■ **WHAT TO PRODUCE**
Only lines containing the string "color" belong in the answer; find them in the records and copy them.

■ **INPUT**
----

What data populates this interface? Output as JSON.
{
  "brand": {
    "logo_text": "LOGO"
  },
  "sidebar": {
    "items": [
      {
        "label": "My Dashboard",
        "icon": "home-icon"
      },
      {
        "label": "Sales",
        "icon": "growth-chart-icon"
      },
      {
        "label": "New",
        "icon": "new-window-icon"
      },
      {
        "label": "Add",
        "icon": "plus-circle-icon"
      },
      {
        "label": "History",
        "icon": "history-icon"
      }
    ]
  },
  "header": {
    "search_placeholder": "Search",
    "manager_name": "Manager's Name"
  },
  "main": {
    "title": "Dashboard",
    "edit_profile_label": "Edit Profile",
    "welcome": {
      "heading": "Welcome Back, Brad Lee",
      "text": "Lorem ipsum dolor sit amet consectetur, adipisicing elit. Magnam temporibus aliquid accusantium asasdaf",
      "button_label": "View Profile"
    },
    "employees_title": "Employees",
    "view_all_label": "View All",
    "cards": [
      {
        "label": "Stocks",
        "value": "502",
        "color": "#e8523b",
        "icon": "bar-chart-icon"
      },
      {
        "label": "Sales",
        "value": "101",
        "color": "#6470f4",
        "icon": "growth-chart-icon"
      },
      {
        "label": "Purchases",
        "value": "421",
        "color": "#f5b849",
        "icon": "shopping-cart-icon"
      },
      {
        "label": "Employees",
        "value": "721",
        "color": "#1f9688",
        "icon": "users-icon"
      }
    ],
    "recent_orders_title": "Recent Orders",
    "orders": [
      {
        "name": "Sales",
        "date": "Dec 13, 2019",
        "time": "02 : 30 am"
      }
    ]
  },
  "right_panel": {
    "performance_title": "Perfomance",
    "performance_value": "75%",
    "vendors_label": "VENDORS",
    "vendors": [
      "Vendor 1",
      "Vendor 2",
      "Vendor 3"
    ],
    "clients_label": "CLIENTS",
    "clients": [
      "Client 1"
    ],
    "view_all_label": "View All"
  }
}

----

■ **WRITTEN ANSWER**
        "color": "#e8523b",
        "color": "#6470f4",
        "color": "#f5b849",
        "color": "#1f9688",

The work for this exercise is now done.